Interface dataset entries:
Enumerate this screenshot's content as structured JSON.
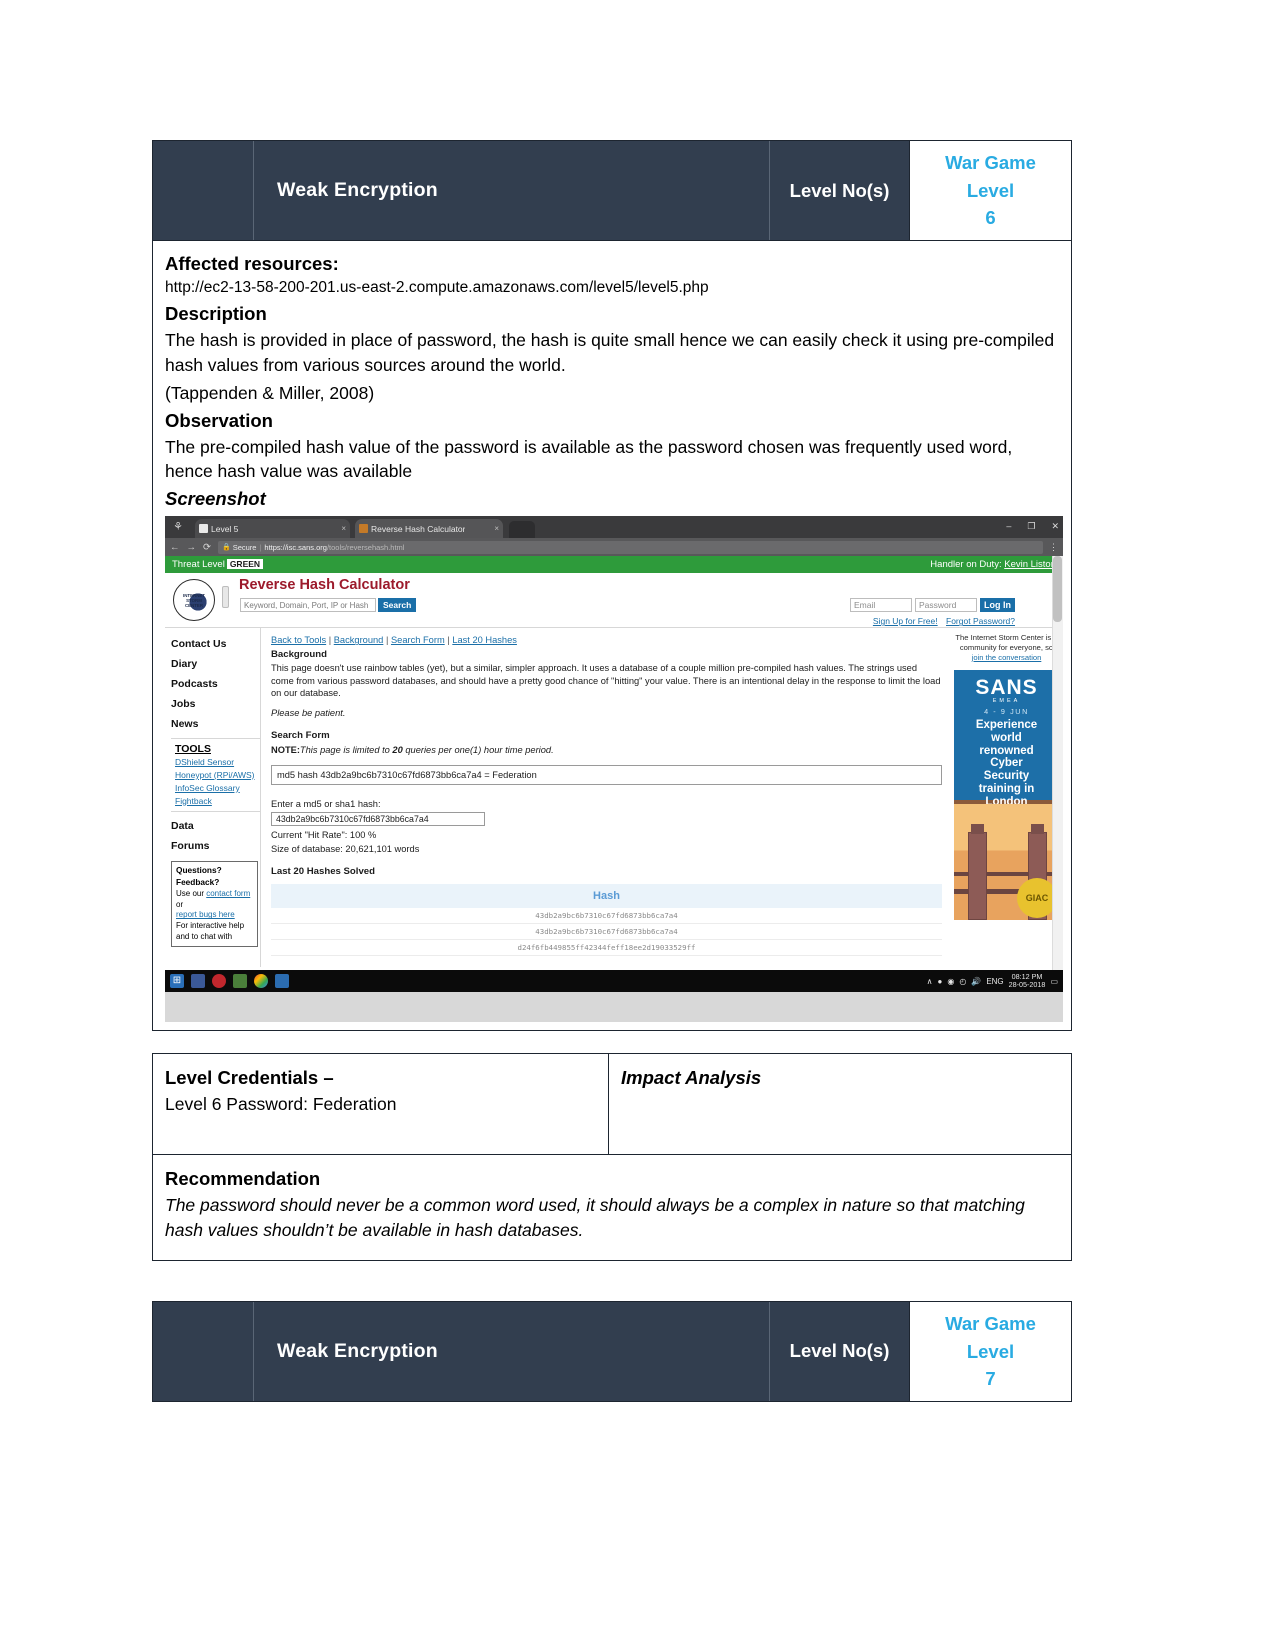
{
  "report": {
    "header": {
      "title": "Weak Encryption",
      "level_label": "Level No(s)",
      "wargame_line1": "War Game",
      "wargame_line2": "Level",
      "wargame_line3": "6",
      "accent_color": "#29abe2",
      "header_bg": "#323e4f"
    },
    "affected_resources_heading": "Affected resources:",
    "affected_resources_url": "http://ec2-13-58-200-201.us-east-2.compute.amazonaws.com/level5/level5.php",
    "description_heading": "Description",
    "description_text": "The hash is provided in place of password, the hash is quite small hence we can easily check it using pre-compiled hash values from various sources around the world.",
    "description_citation": "(Tappenden & Miller, 2008)",
    "observation_heading": "Observation",
    "observation_text": "The pre-compiled hash value of the password is available as the password chosen was frequently used word, hence hash value was available",
    "screenshot_heading": "Screenshot",
    "credentials_heading": "Level Credentials –",
    "credentials_value": "Level 6 Password: Federation",
    "impact_heading": "Impact Analysis",
    "recommendation_heading": "Recommendation",
    "recommendation_text": "The password should never be a common word used, it should always be a complex in nature so that matching hash values shouldn’t be available in hash databases.",
    "next_header": {
      "title": "Weak Encryption",
      "level_label": "Level No(s)",
      "wargame_line1": "War Game",
      "wargame_line2": "Level",
      "wargame_line3": "7"
    }
  },
  "browser": {
    "tabs": [
      {
        "label": "Level 5",
        "close": "×",
        "active": false
      },
      {
        "label": "Reverse Hash Calculator",
        "close": "×",
        "active": true
      }
    ],
    "window_buttons": {
      "minimize": "–",
      "maximize": "❐",
      "close": "✕"
    },
    "nav": {
      "back": "←",
      "forward": "→",
      "reload": "⟳",
      "menu": "⋮"
    },
    "omnibox": {
      "lock": "🔒",
      "secure_label": "Secure",
      "separator": "|",
      "url_scheme_host": "https://isc.sans.org",
      "url_path": "/tools/reversehash.html"
    }
  },
  "isc": {
    "threat_level_label": "Threat Level",
    "threat_level_value": "GREEN",
    "handler_prefix": "Handler on Duty:",
    "handler_name": "Kevin Liston",
    "logo_text": "INTERNET STORM CENTER",
    "page_title": "Reverse Hash Calculator",
    "search_placeholder": "Keyword, Domain, Port, IP or Hash",
    "search_button": "Search",
    "login": {
      "email_placeholder": "Email",
      "password_placeholder": "Password",
      "login_button": "Log In",
      "signup_link": "Sign Up for Free!",
      "forgot_link": "Forgot Password?"
    },
    "sidebar": {
      "items": [
        "Contact Us",
        "Diary",
        "Podcasts",
        "Jobs",
        "News"
      ],
      "tools_title": "TOOLS",
      "tools_links": [
        "DShield Sensor",
        "Honeypot (RPi/AWS)",
        "InfoSec Glossary",
        "Fightback"
      ],
      "data_label": "Data",
      "forums_label": "Forums",
      "questions_box": {
        "line1": "Questions?",
        "line2": "Feedback?",
        "line3_pre": "Use our ",
        "line3_link": "contact form",
        "line3_post": " or",
        "line4_link": "report bugs here",
        "line5": "For interactive help",
        "line6": "and to chat with"
      }
    },
    "main": {
      "top_links": [
        "Back to Tools",
        "Background",
        "Search Form",
        "Last 20 Hashes"
      ],
      "top_links_separator": "|",
      "background_heading": "Background",
      "background_p1": "This page doesn't use rainbow tables (yet), but a similar, simpler approach. It uses a database of a couple million pre-compiled hash values. The strings used come from various password databases, and should have a pretty good chance of \"hitting\" your value. There is an intentional delay in the response to limit the load on our database.",
      "patient_note": "Please be patient.",
      "search_form_heading": "Search Form",
      "note_label": "NOTE:",
      "note_text_1": "This page is limited to ",
      "note_bold": "20",
      "note_text_2": " queries per one(1) hour time period.",
      "result_box_value": "md5 hash 43db2a9bc6b7310c67fd6873bb6ca7a4 = Federation",
      "input_label": "Enter a md5 or sha1 hash:",
      "input_value": "43db2a9bc6b7310c67fd6873bb6ca7a4",
      "hit_rate": "Current \"Hit Rate\": 100 %",
      "db_size": "Size of database: 20,621,101 words",
      "last20_heading": "Last 20 Hashes Solved",
      "table_header": "Hash",
      "table_rows": [
        "43db2a9bc6b7310c67fd6873bb6ca7a4",
        "43db2a9bc6b7310c67fd6873bb6ca7a4",
        "d24f6fb449855ff42344feff18ee2d19033529ff"
      ]
    },
    "right": {
      "blurb_pre": "The Internet Storm Center is a community for everyone, so ",
      "blurb_link": "join the conversation",
      "ad": {
        "brand": "SANS",
        "brand_sub": "EMEA",
        "dates": "4 - 9 JUN",
        "lines": [
          "Experience",
          "world",
          "renowned",
          "Cyber",
          "Security",
          "training in",
          "London"
        ],
        "badge": "GIAC"
      }
    }
  },
  "taskbar": {
    "start": "⊞",
    "language": "ENG",
    "time": "08:12 PM",
    "date": "28-05-2018",
    "tray_icons": [
      "∧",
      "●",
      "◉",
      "◴",
      "🔊"
    ],
    "notification": "▭"
  }
}
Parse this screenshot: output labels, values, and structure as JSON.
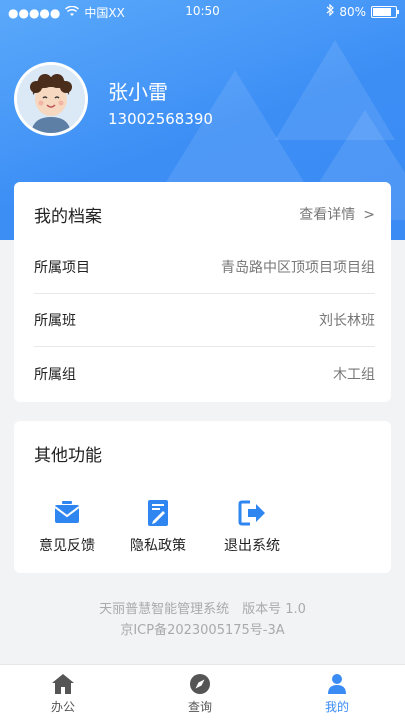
{
  "status_bar": {
    "carrier": "中国XX",
    "time": "10:50",
    "battery": "80%"
  },
  "profile": {
    "name": "张小雷",
    "phone": "13002568390"
  },
  "archive": {
    "title": "我的档案",
    "detail_link": "查看详情",
    "detail_chevron": ">",
    "rows": [
      {
        "label": "所属项目",
        "value": "青岛路中区顶项目项目组"
      },
      {
        "label": "所属班",
        "value": "刘长林班"
      },
      {
        "label": "所属组",
        "value": "木工组"
      }
    ]
  },
  "functions": {
    "title": "其他功能",
    "items": [
      {
        "label": "意见反馈",
        "icon": "feedback-envelope-icon"
      },
      {
        "label": "隐私政策",
        "icon": "privacy-document-icon"
      },
      {
        "label": "退出系统",
        "icon": "logout-icon"
      }
    ]
  },
  "footer": {
    "line1": "天丽普慧智能管理系统　版本号 1.0",
    "line2": "京ICP备2023005175号-3A"
  },
  "tabbar": {
    "items": [
      {
        "label": "办公",
        "icon": "home-icon",
        "active": false
      },
      {
        "label": "查询",
        "icon": "compass-icon",
        "active": false
      },
      {
        "label": "我的",
        "icon": "person-icon",
        "active": true
      }
    ]
  },
  "colors": {
    "accent": "#3a8bf4",
    "header_gradient_start": "#5aa9fb",
    "icon_blue": "#2f86f0"
  }
}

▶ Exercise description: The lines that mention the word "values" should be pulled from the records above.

▶ Task response:
    "description_text": "The hash is provided in place of password, the hash is quite small hence we can easily check it using pre-compiled hash values from various sources around the world.",
    "recommendation_text": "The password should never be a common word used, it should always be a complex in nature so that matching hash values shouldn’t be available in hash databases.",
      "background_p1": "This page doesn't use rainbow tables (yet), but a similar, simpler approach. It uses a database of a couple million pre-compiled hash values. The strings used come from various password databases, and should have a pretty good chance of \"hitting\" your value. There is an intentional delay in the response to limit the load on our database.",
Parse this screenshot: output labels, values, and structure as JSON.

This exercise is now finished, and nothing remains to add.